What’s next for wholesale clients?

A lesser-known recommendation of the Quality of Advice Review will impact how licensees classify their wholesale clients.

The reviewer, Michelle Levy, was tasked with considering whether consent arrangements for sophisticated investors and wholesale clients were working effectively for the purposes of financial advice and sought feedback from stakeholders on this point.

Ms Levy found that stakeholders had very little to say about the sophisticated investor test. This test focuses on the client’s experience in relation to financial products or financial services generally. Licensees have obligations to certify in writing their reasons for being satisfied that a sophisticated client has previous experience in investing in securities and other financial products. The certification is to show that the client can assess the merits, value; and associated risks of the product and both their own information needs and the adequacy of the information provided by the licensee.

The sophisticated investor test is subjective and not many firms rely solely on it for this reason.

Indeed, the Quality of Advice review surmised that, in the main, those who provide advice to wholesale clients do so on the basis of the assets and income threshold and accountant’s certification limb of the definition of wholesale client. This test for high net worth investors requires a client to provide a certificate from their accountant that they have either net assets of at least $2.5 million or a gross income for each of the past two financial years of at least $250,000.

Many stakeholders who provided feedback to the review stated that they considered that the assets and income thresholds for the wholesale client test were too low. The threshold amounts have not been reviewed (or even indexed) since they were first introduced in 2001 and Michelle Levy stated that there appears to be a need to consider whether they are appropriate.

The accounting industry associations also told the review that advisers frequently refer clients to their members for the purposes of certifying that they meet the assets and income threshold. They say they worry that in many cases the clients do not understand what protections they will lose as a result of the certification.

The Quality of Advice Review has recommended that the Corporations Act be amended to require both disclosure and consent for wholesale clients under the assets and income limb of the test, in the same way as it does for sophisticated investors.

In support of this recommendation, the reviewer stated that in her view, there is a very important difference between a client who is a wholesale client under the assets and income threshold and a client who is a sophisticated investor. While an accountant must certify the client has the assets or income to meet the threshold for the high net worth investor test, the certification turns on a simple question of fact and does not turn on any requirement for the client to understand the consequences of being treated as a wholesale client.

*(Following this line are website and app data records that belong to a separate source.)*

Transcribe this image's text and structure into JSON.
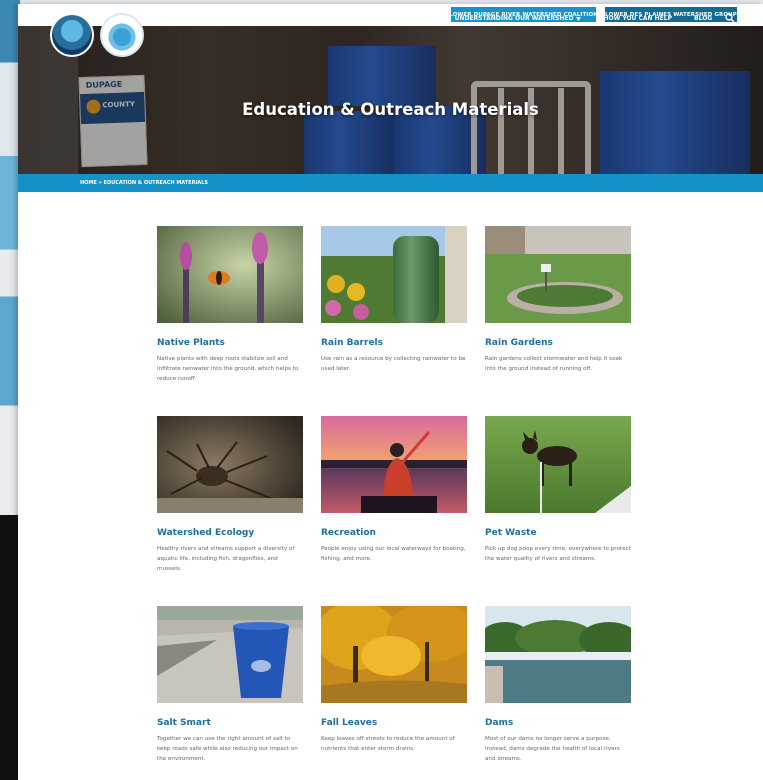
{
  "top_links": {
    "lower_dupage": "Lower DuPage River Watershed Coalition",
    "lower_des_plaines": "Lower Des Plaines Watershed Group"
  },
  "nav": {
    "about": "About Us",
    "understanding": "Understanding Our Watershed",
    "help": "How You Can Help",
    "blog": "Blog"
  },
  "hero": {
    "title": "Education & Outreach Materials",
    "brochure_line1": "DUPAGE",
    "brochure_line2": "COUNTY"
  },
  "breadcrumb": "Home » Education & Outreach Materials",
  "cards": [
    {
      "title": "Native Plants",
      "desc": "Native plants with deep roots stabilize soil and infiltrate rainwater into the ground, which helps to reduce runoff."
    },
    {
      "title": "Rain Barrels",
      "desc": "Use rain as a resource by collecting rainwater to be used later."
    },
    {
      "title": "Rain Gardens",
      "desc": "Rain gardens collect stormwater and help it soak into the ground instead of running off."
    },
    {
      "title": "Watershed Ecology",
      "desc": "Healthy rivers and streams support a diversity of aquatic life, including fish, dragonflies, and mussels."
    },
    {
      "title": "Recreation",
      "desc": "People enjoy using our local waterways for boating, fishing, and more."
    },
    {
      "title": "Pet Waste",
      "desc": "Pick up dog poop every time, everywhere to protect the water quality of rivers and streams."
    },
    {
      "title": "Salt Smart",
      "desc": "Together we can use the right amount of salt to keep roads safe while also reducing our impact on the environment."
    },
    {
      "title": "Fall Leaves",
      "desc": "Keep leaves off streets to reduce the amount of nutrients that enter storm drains."
    },
    {
      "title": "Dams",
      "desc": "Most of our dams no longer serve a purpose. Instead, dams degrade the health of local rivers and streams."
    }
  ],
  "colors": {
    "accent": "#1593c9",
    "title_blue": "#1e6f9a",
    "dark_button": "#136a92"
  },
  "icons": {
    "search": "search-icon",
    "dropdown": "chevron-down-icon"
  }
}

A ‘sophisticated investor’ on the other hand must in the first instance be someone the licensee is satisfied on reasonable grounds is in fact ‘sophisticated’ and who must agree to be treated as a wholesale client and in so doing they must acknowledge what they are giving up. Ms Levy stated that this difference is ‘undesirable and unwarranted’.

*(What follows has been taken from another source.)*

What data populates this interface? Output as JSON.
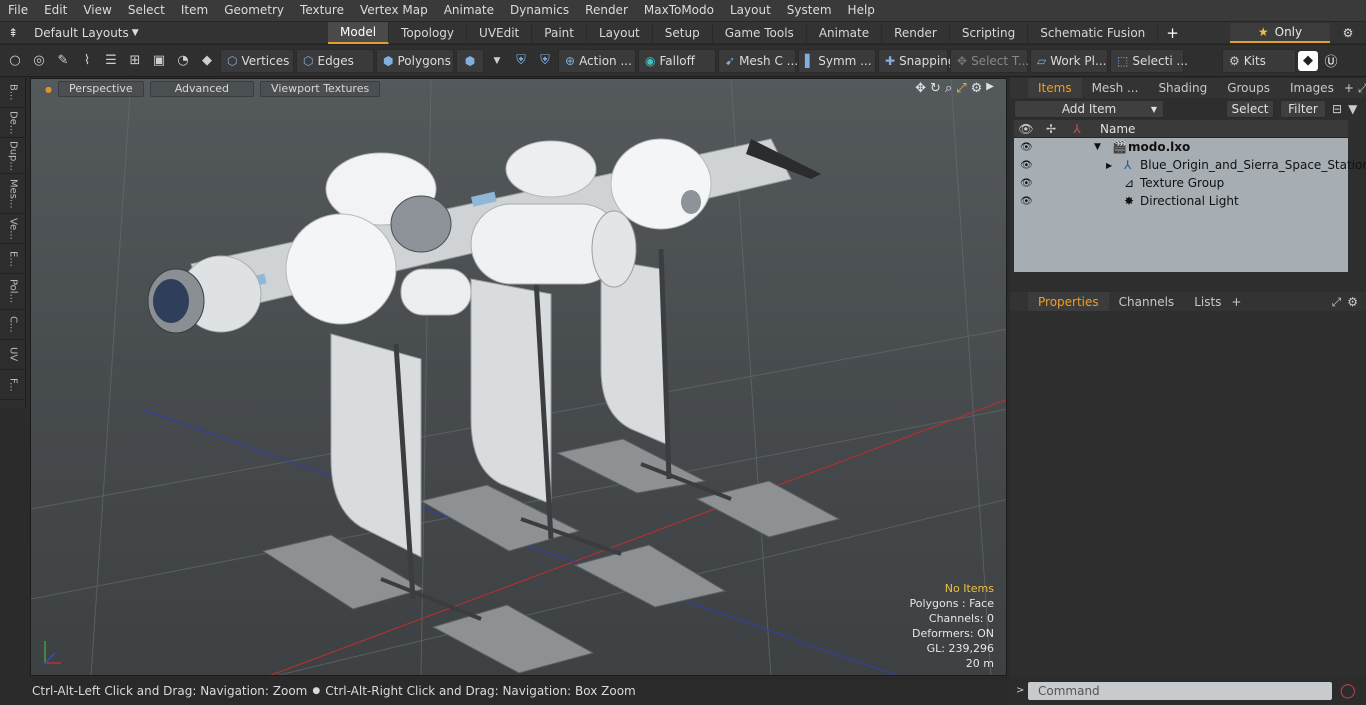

The review recommends that the Corporations Act be amended to require a client who meets the assets and income threshold and who has an accountant’s certificate to provide a written consent to being treated as a wholesale client.

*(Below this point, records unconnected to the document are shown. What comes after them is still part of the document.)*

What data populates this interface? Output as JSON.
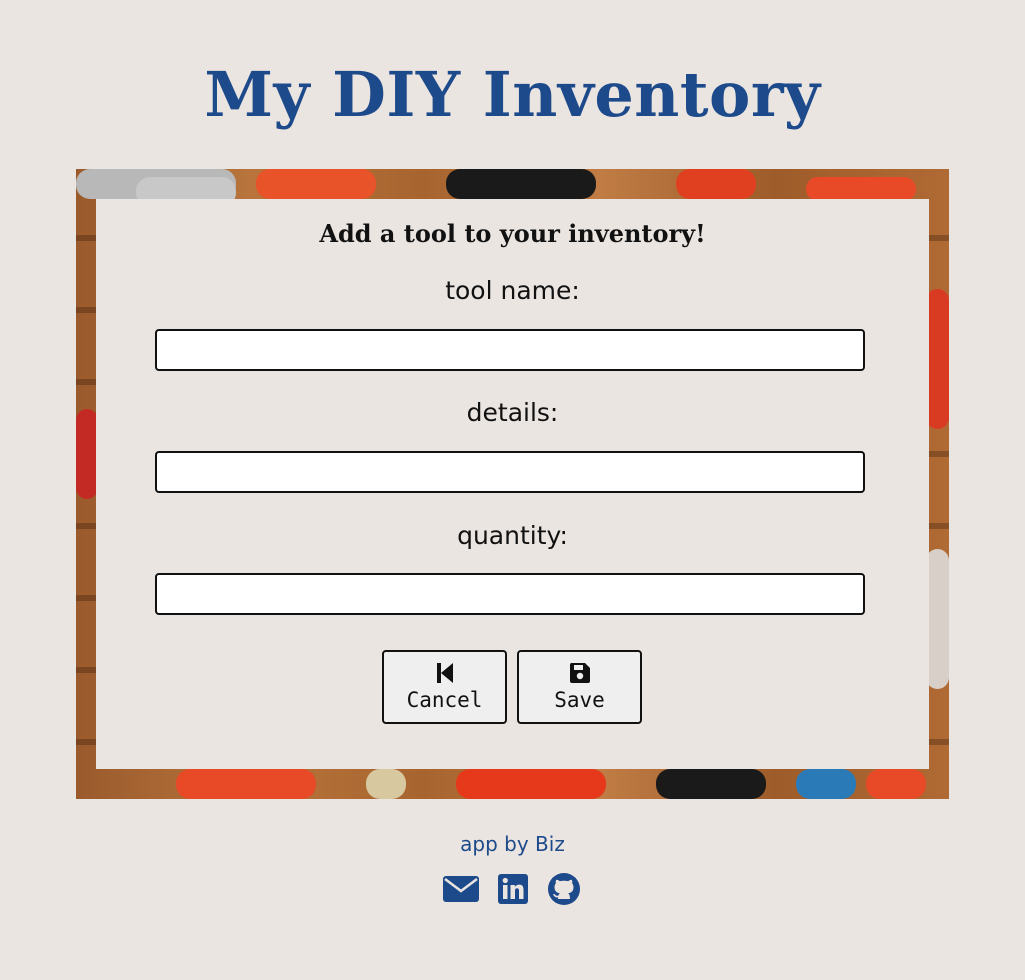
{
  "app": {
    "title": "My DIY Inventory"
  },
  "form": {
    "heading": "Add a tool to your inventory!",
    "fields": [
      {
        "label": "tool name:",
        "value": "",
        "placeholder": ""
      },
      {
        "label": "details:",
        "value": "",
        "placeholder": ""
      },
      {
        "label": "quantity:",
        "value": "",
        "placeholder": ""
      }
    ],
    "cancel": {
      "label": "Cancel",
      "icon": "step-backward-icon"
    },
    "save": {
      "label": "Save",
      "icon": "floppy-disk-icon"
    }
  },
  "footer": {
    "credit": "app by Biz",
    "links": [
      {
        "icon": "envelope-icon"
      },
      {
        "icon": "linkedin-icon"
      },
      {
        "icon": "github-icon"
      }
    ]
  },
  "colors": {
    "brand": "#1d4a8a",
    "background": "#ebe5e1",
    "card": "#ebe5e1",
    "border": "#111111"
  }
}
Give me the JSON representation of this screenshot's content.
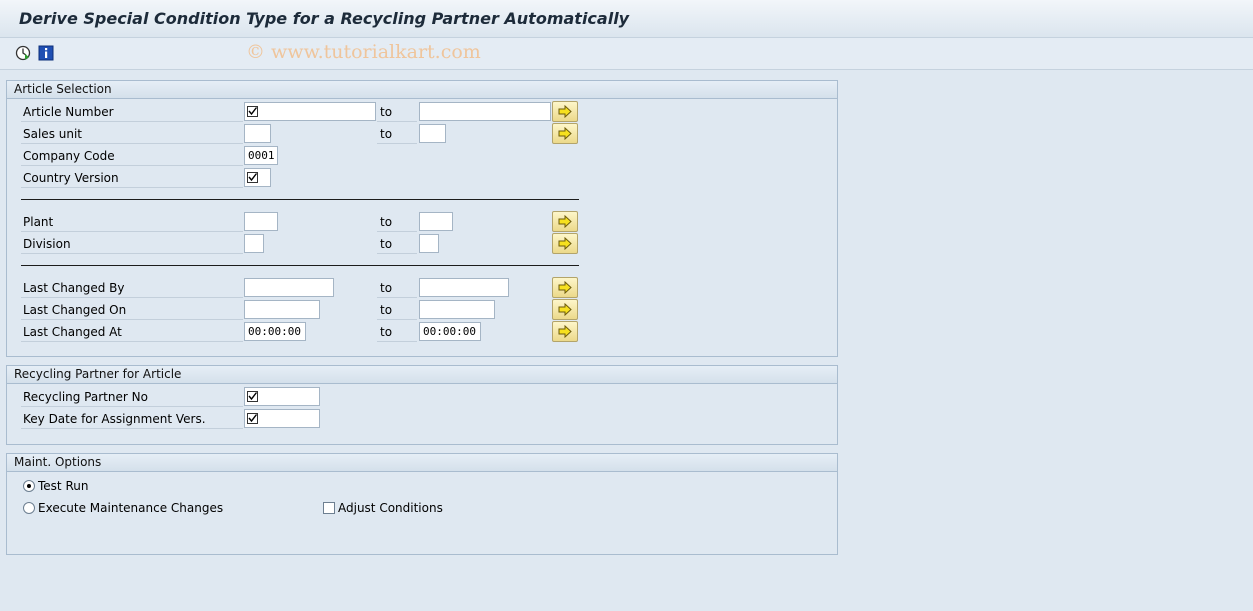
{
  "title": "Derive Special Condition Type for a Recycling Partner Automatically",
  "toolbar": {
    "execute_icon": "execute-clock-icon",
    "info_icon": "info-icon",
    "watermark": "© www.tutorialkart.com"
  },
  "article_selection": {
    "header": "Article Selection",
    "to_label": "to",
    "fields": {
      "article_number": {
        "label": "Article Number",
        "from": "",
        "to": ""
      },
      "sales_unit": {
        "label": "Sales unit",
        "from": "",
        "to": ""
      },
      "company_code": {
        "label": "Company Code",
        "value": "0001"
      },
      "country_version": {
        "label": "Country Version",
        "value": ""
      },
      "plant": {
        "label": "Plant",
        "from": "",
        "to": ""
      },
      "division": {
        "label": "Division",
        "from": "",
        "to": ""
      },
      "last_changed_by": {
        "label": "Last Changed By",
        "from": "",
        "to": ""
      },
      "last_changed_on": {
        "label": "Last Changed On",
        "from": "",
        "to": ""
      },
      "last_changed_at": {
        "label": "Last Changed At",
        "from": "00:00:00",
        "to": "00:00:00"
      }
    }
  },
  "recycling_partner": {
    "header": "Recycling Partner for Article",
    "fields": {
      "partner_no": {
        "label": "Recycling Partner No",
        "value": ""
      },
      "key_date": {
        "label": "Key Date for Assignment Vers.",
        "value": ""
      }
    }
  },
  "maint_options": {
    "header": "Maint. Options",
    "test_run": {
      "label": "Test Run",
      "selected": true
    },
    "execute_changes": {
      "label": "Execute Maintenance Changes",
      "selected": false
    },
    "adjust_conditions": {
      "label": "Adjust Conditions",
      "checked": false
    }
  },
  "colors": {
    "background": "#dfe8f1",
    "group_border": "#a9bccf",
    "select_button": "#f3e6a3"
  }
}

The written consent should contain an acknowledgment that is given before they are provided with a financial product or service that:
• the advice provider is not required to be a relevant provider and accordingly they will not have to comply with the professional standards;
• the advice provider will not have a duty to give good advice or to act in the best interests of the client under the Corporations Act;
• the advice provider is not required to give the client a product disclosure statement or financial services guide; and
• the client will not be entitled to complain about the advice under the AFS licensee’s internal dispute resolution procedures or to AFCA.

The review also recommended that the existing consent requirements for sophisticated investors be amended to require a written acknowledgement in the same terms.

The objectives of this reform are to ensure that high net worth investors and sophisticated investors are aware of and agree to the protections they lose by not being a retail client.

SIAA supports this recommendation. It reflects the practice of many of our member firms and is a sensible reform. As SIAA noted in its thought leadership paper Does the wholesale investor test need to change? many of our member firms have developed robust processes for onboarding wholesale clients that ensure they are aware of the consequences of no longer being categorised as retail, with clients required to sign and return an acknowledgement letter. Clients are advised as part of this process that they can ‘opt-in’ to retail if they decide they no longer want to be classified as wholesale.

Importantly, under these processes, an adviser cannot simply categorise a client as wholesale — the application must be put before compliance personnel and a control process is applied. The licensee adds the client as a wholesale investor and the adviser cannot interfere in that process. Any queries are referred to compliance.

The government has accepted recommendation 11 ‘in principle’ and it will be interesting to see if it is implemented quickly and in what form.